• _TASK REQUIREMENTS_: The records that follow must be repeated exactly, except for their pictures.

• _PROVIDED ENTRIES_:
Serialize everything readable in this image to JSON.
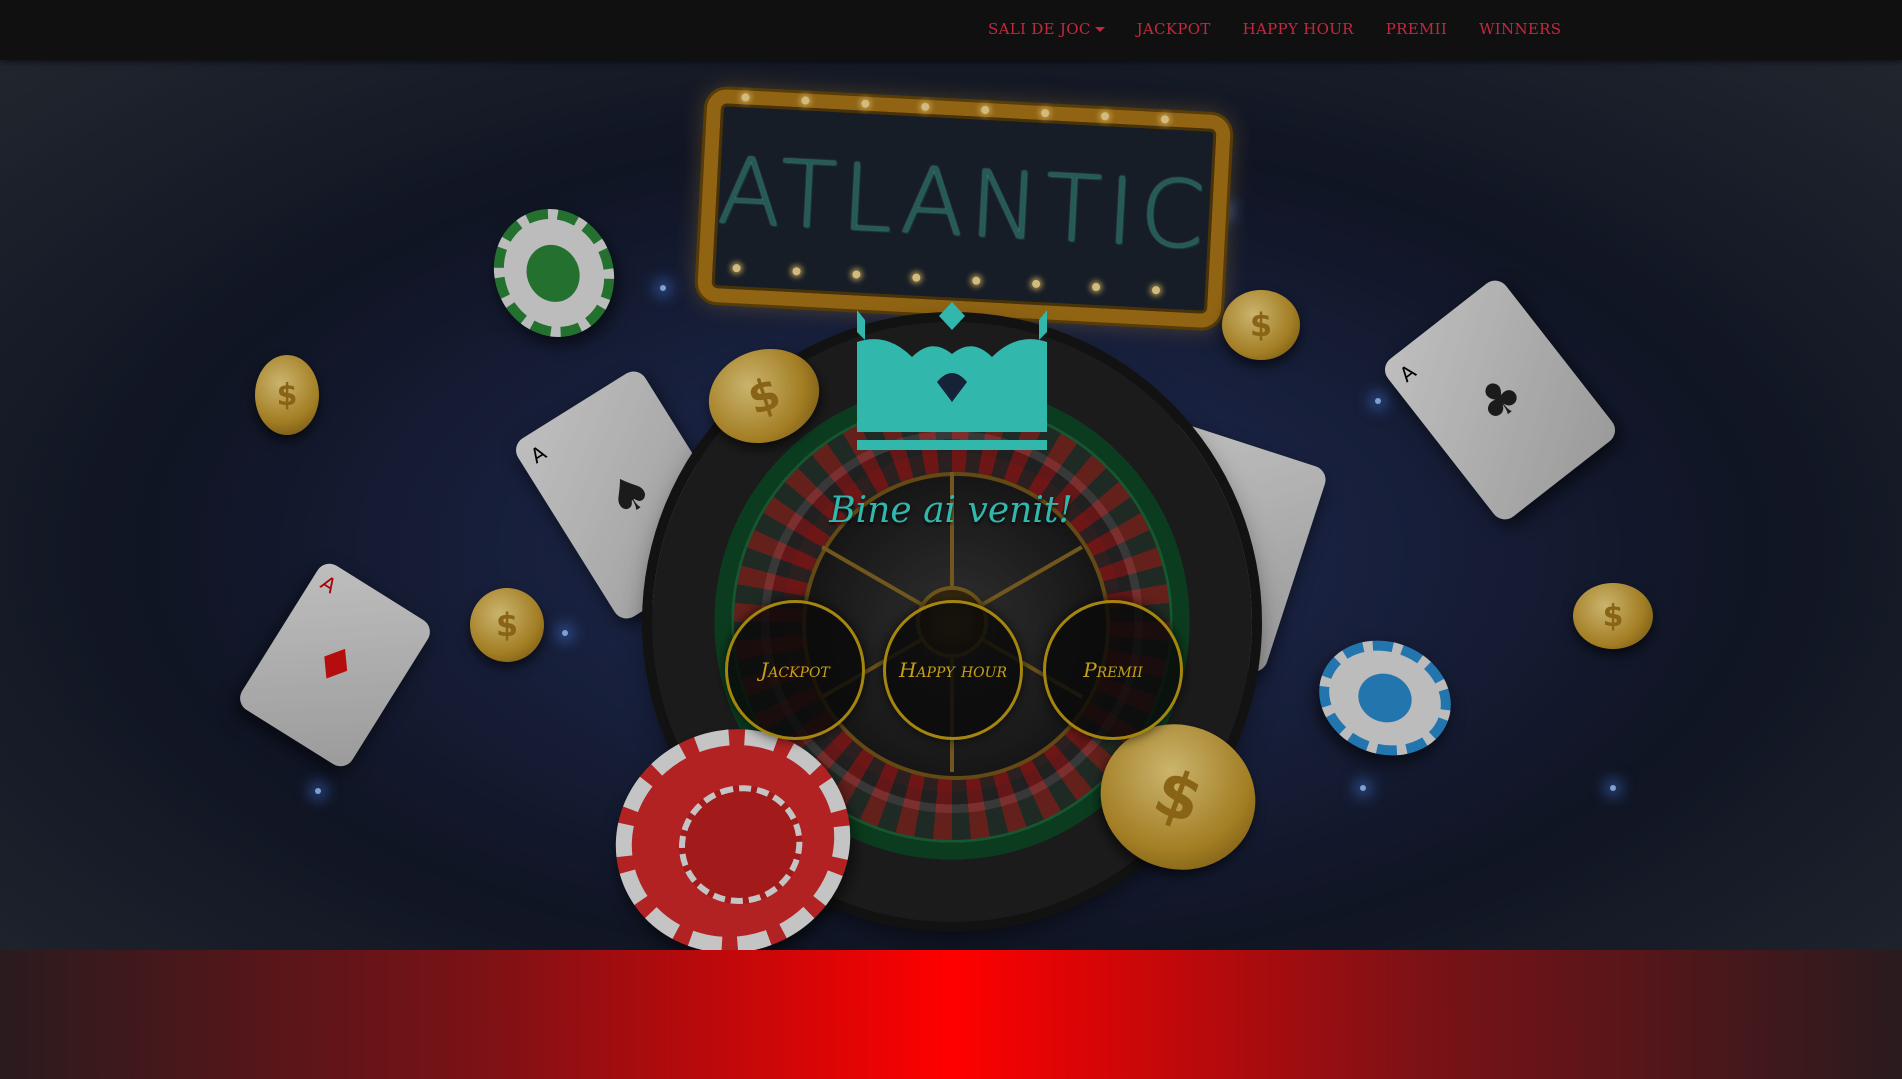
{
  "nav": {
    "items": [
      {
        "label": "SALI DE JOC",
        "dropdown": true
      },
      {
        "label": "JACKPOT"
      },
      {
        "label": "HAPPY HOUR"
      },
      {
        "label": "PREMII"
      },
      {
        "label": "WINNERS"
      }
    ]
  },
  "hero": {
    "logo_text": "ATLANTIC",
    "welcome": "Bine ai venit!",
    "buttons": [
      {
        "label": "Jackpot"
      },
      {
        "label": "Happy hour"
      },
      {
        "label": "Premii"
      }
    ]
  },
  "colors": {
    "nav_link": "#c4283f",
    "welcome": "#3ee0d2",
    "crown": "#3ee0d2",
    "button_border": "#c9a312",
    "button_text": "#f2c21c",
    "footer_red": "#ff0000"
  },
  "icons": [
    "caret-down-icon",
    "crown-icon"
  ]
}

• _THE COMPLETED TASK_:
Serialize everything readable in this image to JSON.
{
  "nav": {
    "items": [
      {
        "label": "SALI DE JOC",
        "dropdown": true
      },
      {
        "label": "JACKPOT"
      },
      {
        "label": "HAPPY HOUR"
      },
      {
        "label": "PREMII"
      },
      {
        "label": "WINNERS"
      }
    ]
  },
  "hero": {
    "logo_text": "ATLANTIC",
    "welcome": "Bine ai venit!",
    "buttons": [
      {
        "label": "Jackpot"
      },
      {
        "label": "Happy hour"
      },
      {
        "label": "Premii"
      }
    ]
  },
  "colors": {
    "nav_link": "#c4283f",
    "welcome": "#3ee0d2",
    "crown": "#3ee0d2",
    "button_border": "#c9a312",
    "button_text": "#f2c21c",
    "footer_red": "#ff0000"
  },
  "icons": [
    "caret-down-icon",
    "crown-icon"
  ]
}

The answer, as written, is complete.